While all new students may feel a degree of isolation and homesickness, international students can experience this twofold. Language, food, social behavior, and communication are all new, different, and perhaps strange to international students.
International students are often surprised by the degree of informality in the American classroom. In many of their cultures, faculty members are considered to be "on a pedestal" and very unapproachable. As a result, international students are uncomfortable speaking in class, particularly when they might appear to be questioning the teacher’s knowledge or authority. Their initial unfamiliarity with the US university culture and with the English language often makes them reluctant to participate in any classroom discussion.
Advisors can assist international students by reassuring them that it is acceptable to ask questions and express opinions in the classroom. They might remind advisees that, in some courses, class participation is expected and will make up a certain percentage of the final grade. Also, advisors can encourage international students to take advantage of faculty office hours to
ask for help or clarification on points they might have missed in class.
Advisors need to be aware that international students who are in the US on a student visa are required by law to be enrolled in at least twelve credit hours for the duration of each semester. Summer enrollment is optional. International students do not have the luxury of dropping below twelve hours because they are failing one or more classes. They must maintain full‐time enrollment in order to remain in legal status. However, there are exceptions to this immigration regulation during a student’s first enrollment period or in the event of a serious medical problem.
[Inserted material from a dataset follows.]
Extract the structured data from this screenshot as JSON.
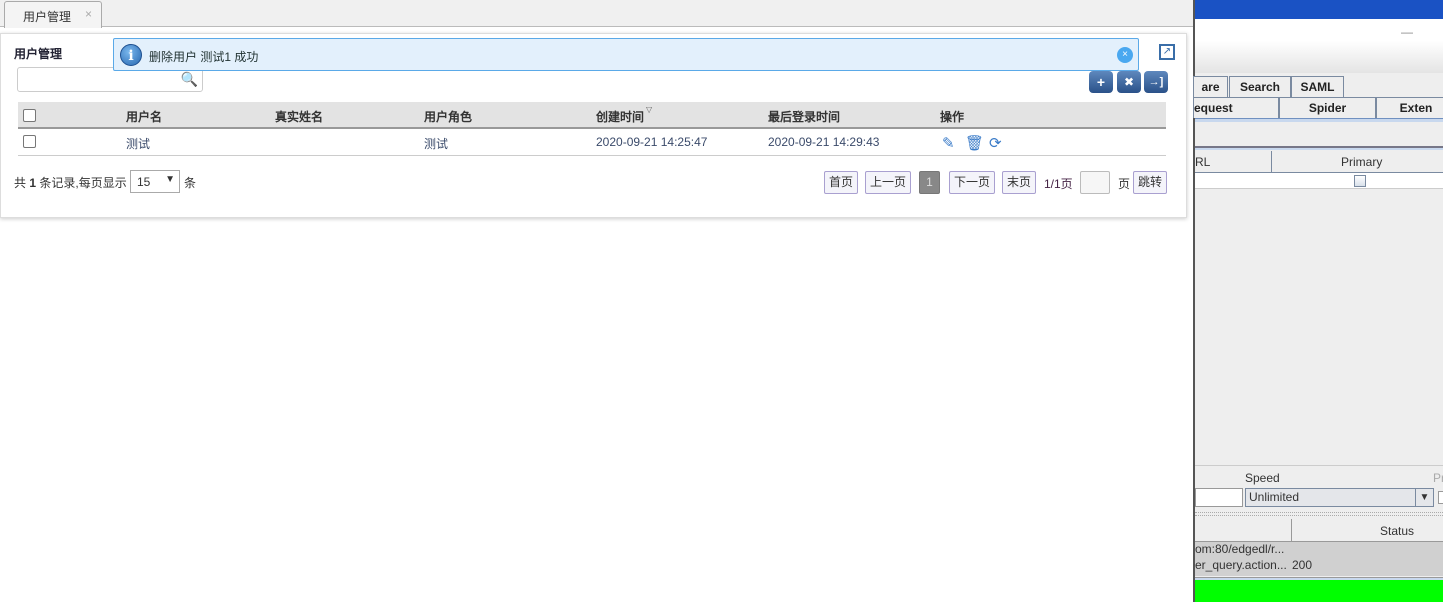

International students may not enroll in correspondence courses. They may only take one online course per twelve-hour enrollment.